How to determine what should receive “billable hours” is arbitrary. Unfortunately, our specialty’s reimbursement is based on actual time that anesthesia is given. We used that definition of productivity for our system. Clearly, there are legitimate arguments that other nonreimbursable clinical activities should be counted in our productivity-based system. Examples are many and include being available for call when not doing cases; receiving credit for assigned days when cases are canceled especially when an extensive preoperative evaluation has been performed. Such examples are numerous. We started with a “pure” productivity system, as defined by our specialty’s time-based reimbursement schedule. When temptation for rewarding these other activities (i.e., preoperative evaluation) with billable hours is granted, a system of productivity will gradually be transformed to a system of availability. The advantage of a “productivity” system will be lost.
Many measures of productivity other than billable hours could have been used (4). For example, the amount of money generated per faculty member for their clinical work could be used (4). The relative value guide allows more units to be charged for difficult cases rather than easy cases. It was our judgment that because our department does not dictate the type of cases that come to the hospital, we wanted to reward clinical activity on an equal basis, rather than according to the specialty and payer mix. Although this is the approach we used, a productivity system, such as described above, could be modified if others feel that these judgments are preferable for their departments.

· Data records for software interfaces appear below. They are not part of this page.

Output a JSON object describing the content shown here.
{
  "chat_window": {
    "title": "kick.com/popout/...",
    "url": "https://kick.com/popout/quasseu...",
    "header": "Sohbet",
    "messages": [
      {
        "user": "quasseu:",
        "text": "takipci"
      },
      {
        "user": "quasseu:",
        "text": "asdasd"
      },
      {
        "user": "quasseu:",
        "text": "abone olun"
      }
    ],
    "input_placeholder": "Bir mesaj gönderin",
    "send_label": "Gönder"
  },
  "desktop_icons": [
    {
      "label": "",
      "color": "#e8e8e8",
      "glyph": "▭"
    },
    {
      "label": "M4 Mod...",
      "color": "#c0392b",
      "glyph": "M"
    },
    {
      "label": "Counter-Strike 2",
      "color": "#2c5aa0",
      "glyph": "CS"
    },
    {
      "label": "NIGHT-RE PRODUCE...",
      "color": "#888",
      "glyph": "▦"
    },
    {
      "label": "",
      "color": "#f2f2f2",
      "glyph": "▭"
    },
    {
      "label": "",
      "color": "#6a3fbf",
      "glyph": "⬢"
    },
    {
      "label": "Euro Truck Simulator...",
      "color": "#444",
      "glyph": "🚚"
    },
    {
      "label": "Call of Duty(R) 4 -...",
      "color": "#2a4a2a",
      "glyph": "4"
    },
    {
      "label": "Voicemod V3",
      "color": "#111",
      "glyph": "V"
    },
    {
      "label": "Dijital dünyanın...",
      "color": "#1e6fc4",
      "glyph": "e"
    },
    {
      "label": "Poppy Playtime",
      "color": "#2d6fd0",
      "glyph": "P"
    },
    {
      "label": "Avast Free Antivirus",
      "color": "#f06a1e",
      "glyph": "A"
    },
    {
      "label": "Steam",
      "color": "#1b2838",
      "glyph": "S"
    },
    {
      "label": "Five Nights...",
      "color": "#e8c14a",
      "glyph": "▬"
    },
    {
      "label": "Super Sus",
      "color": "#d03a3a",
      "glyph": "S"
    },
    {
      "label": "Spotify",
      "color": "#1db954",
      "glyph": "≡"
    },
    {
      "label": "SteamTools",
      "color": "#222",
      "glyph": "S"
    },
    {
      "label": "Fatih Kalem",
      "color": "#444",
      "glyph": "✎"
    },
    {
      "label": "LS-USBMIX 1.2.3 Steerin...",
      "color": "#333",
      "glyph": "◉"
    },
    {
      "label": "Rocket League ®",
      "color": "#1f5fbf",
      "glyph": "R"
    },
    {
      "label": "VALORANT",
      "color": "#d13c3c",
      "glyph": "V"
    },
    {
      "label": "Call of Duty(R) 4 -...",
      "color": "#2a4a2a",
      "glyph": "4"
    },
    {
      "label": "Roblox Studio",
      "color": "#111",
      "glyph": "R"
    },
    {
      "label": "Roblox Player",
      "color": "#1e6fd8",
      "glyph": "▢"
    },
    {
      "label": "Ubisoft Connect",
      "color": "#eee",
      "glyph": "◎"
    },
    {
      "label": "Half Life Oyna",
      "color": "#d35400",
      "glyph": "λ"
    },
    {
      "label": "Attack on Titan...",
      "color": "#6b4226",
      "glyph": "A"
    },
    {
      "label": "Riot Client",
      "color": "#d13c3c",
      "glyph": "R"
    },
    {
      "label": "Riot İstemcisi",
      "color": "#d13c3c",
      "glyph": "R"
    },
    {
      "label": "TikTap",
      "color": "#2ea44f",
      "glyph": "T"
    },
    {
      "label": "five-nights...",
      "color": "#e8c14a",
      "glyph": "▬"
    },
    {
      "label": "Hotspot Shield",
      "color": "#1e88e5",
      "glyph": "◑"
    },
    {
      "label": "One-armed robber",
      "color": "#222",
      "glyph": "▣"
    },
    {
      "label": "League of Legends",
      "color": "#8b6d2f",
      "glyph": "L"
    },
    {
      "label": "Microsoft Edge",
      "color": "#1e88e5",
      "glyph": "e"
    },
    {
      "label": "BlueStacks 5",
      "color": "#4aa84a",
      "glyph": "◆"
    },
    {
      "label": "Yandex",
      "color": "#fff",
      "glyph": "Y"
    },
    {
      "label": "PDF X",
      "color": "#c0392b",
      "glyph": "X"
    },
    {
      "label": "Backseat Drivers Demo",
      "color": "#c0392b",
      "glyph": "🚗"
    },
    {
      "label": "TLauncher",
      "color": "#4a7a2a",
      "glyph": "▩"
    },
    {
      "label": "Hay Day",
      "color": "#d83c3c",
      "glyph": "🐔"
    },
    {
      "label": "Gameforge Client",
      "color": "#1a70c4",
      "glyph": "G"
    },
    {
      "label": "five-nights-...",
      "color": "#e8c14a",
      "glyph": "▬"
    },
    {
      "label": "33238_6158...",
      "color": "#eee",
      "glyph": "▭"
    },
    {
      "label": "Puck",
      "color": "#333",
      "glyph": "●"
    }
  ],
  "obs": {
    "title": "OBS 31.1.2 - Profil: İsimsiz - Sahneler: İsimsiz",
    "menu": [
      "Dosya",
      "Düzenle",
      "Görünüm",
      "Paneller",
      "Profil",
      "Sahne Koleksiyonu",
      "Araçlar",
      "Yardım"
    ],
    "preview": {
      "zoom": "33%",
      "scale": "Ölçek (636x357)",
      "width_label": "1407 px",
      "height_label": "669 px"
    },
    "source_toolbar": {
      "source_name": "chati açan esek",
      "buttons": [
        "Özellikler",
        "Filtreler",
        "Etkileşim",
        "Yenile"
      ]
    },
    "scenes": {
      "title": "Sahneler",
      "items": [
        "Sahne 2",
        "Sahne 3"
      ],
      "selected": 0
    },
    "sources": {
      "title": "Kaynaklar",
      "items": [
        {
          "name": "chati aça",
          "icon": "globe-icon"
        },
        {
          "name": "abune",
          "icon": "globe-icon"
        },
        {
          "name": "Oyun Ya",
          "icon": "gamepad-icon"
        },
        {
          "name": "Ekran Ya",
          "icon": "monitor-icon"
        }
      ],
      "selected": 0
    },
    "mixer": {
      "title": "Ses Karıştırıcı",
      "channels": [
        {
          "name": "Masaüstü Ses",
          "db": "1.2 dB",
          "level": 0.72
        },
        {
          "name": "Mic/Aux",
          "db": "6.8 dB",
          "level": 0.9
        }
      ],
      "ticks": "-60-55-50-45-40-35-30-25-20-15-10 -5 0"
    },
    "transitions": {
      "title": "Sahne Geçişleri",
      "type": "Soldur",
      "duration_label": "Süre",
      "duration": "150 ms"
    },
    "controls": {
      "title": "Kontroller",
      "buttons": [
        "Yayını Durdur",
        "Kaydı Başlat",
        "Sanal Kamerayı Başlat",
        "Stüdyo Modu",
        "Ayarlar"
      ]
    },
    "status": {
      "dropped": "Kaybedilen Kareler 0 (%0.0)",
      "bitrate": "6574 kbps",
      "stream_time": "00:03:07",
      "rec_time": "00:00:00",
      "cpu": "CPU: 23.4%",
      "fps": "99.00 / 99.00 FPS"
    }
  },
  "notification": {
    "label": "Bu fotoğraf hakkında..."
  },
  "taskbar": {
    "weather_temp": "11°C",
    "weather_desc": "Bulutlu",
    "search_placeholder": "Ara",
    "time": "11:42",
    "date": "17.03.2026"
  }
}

In conclusion, we have described a “productivity” system used by our department for the past 5 years. This has allowed objective analysis of clinical productivity of faculty in a manner that both the hospital and surgeons respect. Although we fully recognize that many other measures of productivity could be utilized, as indicated by Abouleish et al. (4), this system is an example that has been quite effective for our department in an atmosphere in which medical schools and hospitals demand increasing accountability of resource utilization from all clinical departments.